The host loses vitality in proportion to the appropriation of its identity by the image. As the State glamorizes itself as the benevolent first principle, this corporate personae, this abstraction and mask hardens, becoming impervious and totally intolerant of any critique; nothing must be outside the self-definition and facade of the image. At this point we have the elegiac phase of culture, the one the West entered starting in England in the mid-19th century (see “Idylls of the King” which shows the West’s dominant native myth as consuming itself). The host culture and its individuals and founding norms and relations are exhausted and the STATE, “the great petrifact” as Spengler called ‘Megalopolis’ — and Nietzsche termed, “The New Idol” becomes a TOTAL construct and the civilization dies. The ultimate social form of aesthetics and poiesis, that is, of representation based in the Hellenic tradition is Totalitarian, self-destructive, fundamentally a lie and morbid.
If you are feeling things are getting worse, stressful filled with uncertainty and terror as the lies — truisms — of State become more ubiquitous and sacrosanct, this is the reason. The Hebraic source of Western freedom, of moral and social norms in all fields has been utterly covered over, the geopolitical form of which is the denial of legitimacy to the Jewish State. The West is mighty and utterly dead and arbitrary like Rome under Trajan and Hadrian. Already it includes elements of the physical collapse under Aurelius and the lesser and lesser followers.
This is partly a contrived collapse to facilitate management of generic human inventory, — the individuals now formed in the likeness of images that they reflect without even knowing their own inauthentiticy – and partly an organic, logical and inevitable denouement of the form of expression, idealizing image-work embedded in the West’s Hellenic root.


Group in a Gold Sky

24 Mar

Group in a Gold Sky

oil on paper, 12 x 16″ November – Dec. 2011

Sub Plot of King Lear Echoes Jacob-Esau

26 Jan

Shakespeare adapted the subplot of King Lear from a section in Sir Philip Sydney’s Arcadia. The blinded king of the Paphalogonians (north central Asia Minor) grieves his metaphorical blindness in trusting his bastard son, Plexirtus rather than his good son, Leonatus who stands by him until he is relieved. Shakespeare greatly expands and deepens the resonance of his source in the family of Lear’s senior advisor the Earl of Gloucester and his two sons, Edgar a legitimate and slightly elder son and Edmund, the bastard who is ‘some ten or twelve moonshines lag of a brother” as he puts it (1.2), that is, ten or 12 months younger than Edgar. Continue reading
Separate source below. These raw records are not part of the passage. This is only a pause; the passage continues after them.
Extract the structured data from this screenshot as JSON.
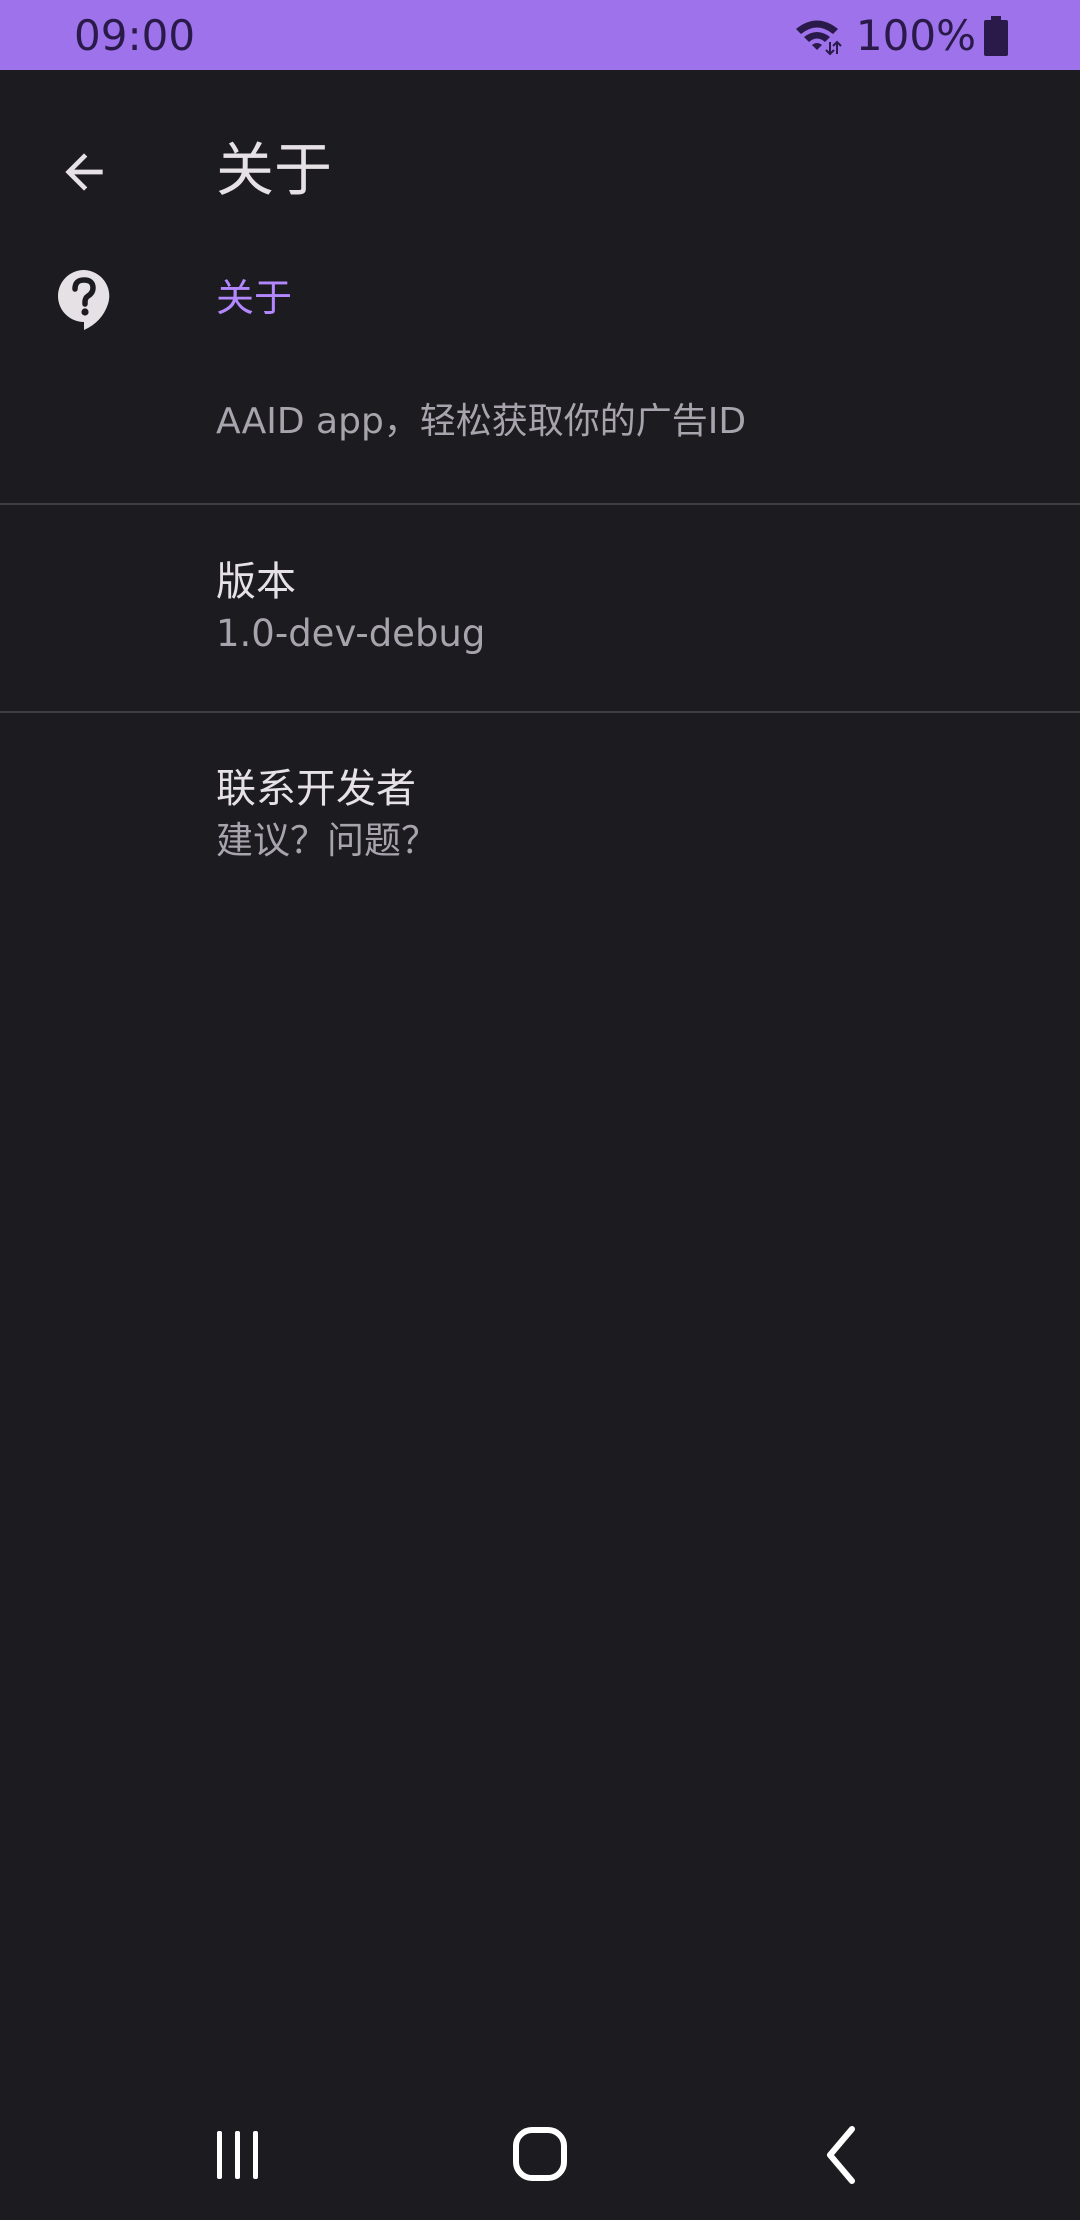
{
  "status_bar": {
    "time": "09:00",
    "battery_percent": "100%",
    "icons": [
      "wifi-icon",
      "battery-icon"
    ]
  },
  "app_bar": {
    "title": "关于",
    "back_icon": "arrow-back-icon"
  },
  "about": {
    "icon": "help-bubble-icon",
    "header": "关于",
    "description": "AAID app，轻松获取你的广告ID"
  },
  "version": {
    "title": "版本",
    "summary": "1.0-dev-debug"
  },
  "contact": {
    "title": "联系开发者",
    "summary": "建议？问题？"
  },
  "nav_bar": {
    "icons": [
      "recents-icon",
      "home-icon",
      "back-icon"
    ]
  },
  "colors": {
    "status_bar": "#9d72ea",
    "background": "#1c1b1f",
    "accent": "#b388ff",
    "primary_text": "#e6e1e5",
    "secondary_text": "#a8a4ad",
    "divider": "#3f3d43"
  }
}
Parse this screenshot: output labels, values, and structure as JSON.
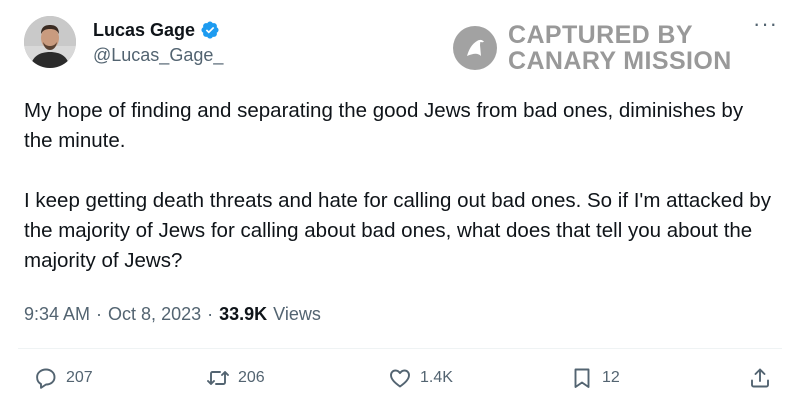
{
  "author": {
    "display_name": "Lucas Gage",
    "handle": "@Lucas_Gage_",
    "verified": true
  },
  "watermark": {
    "line1": "CAPTURED BY",
    "line2": "CANARY MISSION"
  },
  "more_menu": "···",
  "tweet": {
    "paragraph1": "My hope of finding and separating the good Jews from bad ones, diminishes by the minute.",
    "paragraph2": "I keep getting death threats and hate for calling out bad ones. So if I'm attacked by the majority of Jews for calling about bad ones, what does that tell you about the majority of Jews?"
  },
  "meta": {
    "time": "9:34 AM",
    "separator": "·",
    "date": "Oct 8, 2023",
    "views_count": "33.9K",
    "views_label": "Views"
  },
  "actions": {
    "replies": "207",
    "reposts": "206",
    "likes": "1.4K",
    "bookmarks": "12"
  },
  "colors": {
    "text": "#0f1419",
    "secondary": "#536471",
    "verified": "#1d9bf0"
  },
  "icons": [
    "verified-badge-icon",
    "canary-logo-icon",
    "more-icon",
    "reply-icon",
    "repost-icon",
    "like-icon",
    "bookmark-icon",
    "share-icon"
  ]
}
Notes on Hamlet

26 Nov

Shallow reading and the skewed perspective of modern sensibility, with its ‘psychological’ bias have blurred several aspects of Shakespeare’s great play. I will here show how the play itself makes clear, explicitly clear the way Shakespeare intends us to understand Hamlet’s dynamic relationship with Ophelia, — which continues to be grossly misunderstood, partly for trendy political reasons — and the character of Gertrude, sensual, unthinking, obtusely insightful, which has a decisive impact on the events of the play. Continue reading